    Phil Snyder’s story is wonderful….sounds exactly like Jack.
    (Mr. Godfrey played drums with Jack Brownlow over three decades. — DR)

  2. Scott Faulkner says

    I miss Bruno. Thanks a lot for sharing this story, Doug.
    Along these lines, when Bruno and I played at the Canlis piano bar, he hated when people sang along. When Bruno wanted to ditch a singer, it wasn’t a fair fight…nobody ever even made it to the bridge. I wouldn’t have thought that a pianist could go through four completely unrelated keys within 16 bars and still make a song sound good. It was great ear training for me, although I must say I, too, ended up on the short end sometimes.
    I have known very few people who have mastered music completely. Jack Brownlow is one of them.
    (Mr. Faulkner, a bassist, is executive director of the Reno Chamber Orchestra.)
    (I once offered to have engraved for Bruno a small brass plaque to place on the Canlis piano. It would have read “Thank You For Not Singing.” He laughed but declined, not wanting to offend anyone. The method Scott describes was more effective, and a lot more fun. — DR)

  3. Dick Bank says

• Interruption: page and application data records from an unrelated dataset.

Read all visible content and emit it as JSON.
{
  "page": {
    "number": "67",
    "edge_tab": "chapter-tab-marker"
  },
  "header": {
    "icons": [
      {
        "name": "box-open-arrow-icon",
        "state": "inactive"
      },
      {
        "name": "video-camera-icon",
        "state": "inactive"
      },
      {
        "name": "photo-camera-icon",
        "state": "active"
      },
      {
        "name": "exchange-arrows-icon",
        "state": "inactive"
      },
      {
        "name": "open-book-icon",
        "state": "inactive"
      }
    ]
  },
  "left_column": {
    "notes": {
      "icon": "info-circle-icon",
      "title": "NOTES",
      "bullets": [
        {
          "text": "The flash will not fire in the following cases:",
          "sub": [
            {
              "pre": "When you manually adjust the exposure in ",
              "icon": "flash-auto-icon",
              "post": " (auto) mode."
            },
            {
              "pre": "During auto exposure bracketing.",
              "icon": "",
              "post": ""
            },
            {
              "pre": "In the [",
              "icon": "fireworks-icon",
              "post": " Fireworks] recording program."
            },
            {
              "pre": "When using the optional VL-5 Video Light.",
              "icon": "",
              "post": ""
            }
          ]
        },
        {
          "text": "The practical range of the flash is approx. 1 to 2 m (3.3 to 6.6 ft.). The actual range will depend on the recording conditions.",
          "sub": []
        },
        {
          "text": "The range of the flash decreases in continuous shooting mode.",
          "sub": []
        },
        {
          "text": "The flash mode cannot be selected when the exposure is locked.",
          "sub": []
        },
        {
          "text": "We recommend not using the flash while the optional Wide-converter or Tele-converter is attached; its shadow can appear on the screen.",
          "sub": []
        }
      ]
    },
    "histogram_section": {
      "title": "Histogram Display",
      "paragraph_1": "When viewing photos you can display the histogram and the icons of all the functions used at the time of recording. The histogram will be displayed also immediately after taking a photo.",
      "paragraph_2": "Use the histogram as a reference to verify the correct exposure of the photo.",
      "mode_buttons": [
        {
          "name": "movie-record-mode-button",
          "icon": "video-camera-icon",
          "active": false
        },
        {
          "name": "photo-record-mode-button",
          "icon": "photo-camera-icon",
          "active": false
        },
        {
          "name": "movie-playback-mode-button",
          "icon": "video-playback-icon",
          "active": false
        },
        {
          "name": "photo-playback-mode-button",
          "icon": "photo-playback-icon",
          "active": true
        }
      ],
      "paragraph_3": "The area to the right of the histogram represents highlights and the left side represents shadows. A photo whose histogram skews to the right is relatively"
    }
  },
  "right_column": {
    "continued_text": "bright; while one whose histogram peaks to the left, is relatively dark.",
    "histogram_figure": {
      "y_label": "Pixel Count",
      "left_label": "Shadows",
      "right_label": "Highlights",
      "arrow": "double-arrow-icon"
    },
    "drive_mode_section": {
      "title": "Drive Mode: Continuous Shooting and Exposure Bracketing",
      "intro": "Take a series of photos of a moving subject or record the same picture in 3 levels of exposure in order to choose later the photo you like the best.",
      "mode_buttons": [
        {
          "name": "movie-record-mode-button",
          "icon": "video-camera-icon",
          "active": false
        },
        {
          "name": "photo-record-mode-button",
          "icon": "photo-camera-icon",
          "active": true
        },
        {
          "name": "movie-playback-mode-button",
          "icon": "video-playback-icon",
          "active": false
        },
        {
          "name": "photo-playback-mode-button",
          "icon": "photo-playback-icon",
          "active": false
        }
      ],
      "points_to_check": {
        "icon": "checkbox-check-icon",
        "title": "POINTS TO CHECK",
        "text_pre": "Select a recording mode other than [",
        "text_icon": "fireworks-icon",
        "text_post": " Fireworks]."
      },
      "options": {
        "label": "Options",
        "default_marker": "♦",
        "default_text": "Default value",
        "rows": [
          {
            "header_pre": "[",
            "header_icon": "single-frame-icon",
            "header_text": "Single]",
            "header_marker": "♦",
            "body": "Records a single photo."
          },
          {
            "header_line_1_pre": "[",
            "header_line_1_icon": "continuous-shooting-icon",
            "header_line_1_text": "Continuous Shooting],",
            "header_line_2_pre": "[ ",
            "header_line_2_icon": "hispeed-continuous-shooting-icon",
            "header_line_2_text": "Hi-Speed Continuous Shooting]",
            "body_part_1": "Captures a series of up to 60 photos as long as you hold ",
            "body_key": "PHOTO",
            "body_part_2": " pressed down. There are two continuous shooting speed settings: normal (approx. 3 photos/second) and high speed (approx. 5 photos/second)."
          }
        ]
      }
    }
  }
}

    I laughed out loud –no, howled — throughout the Bruno story. A classic!
    Of course, the way it was told was inspired.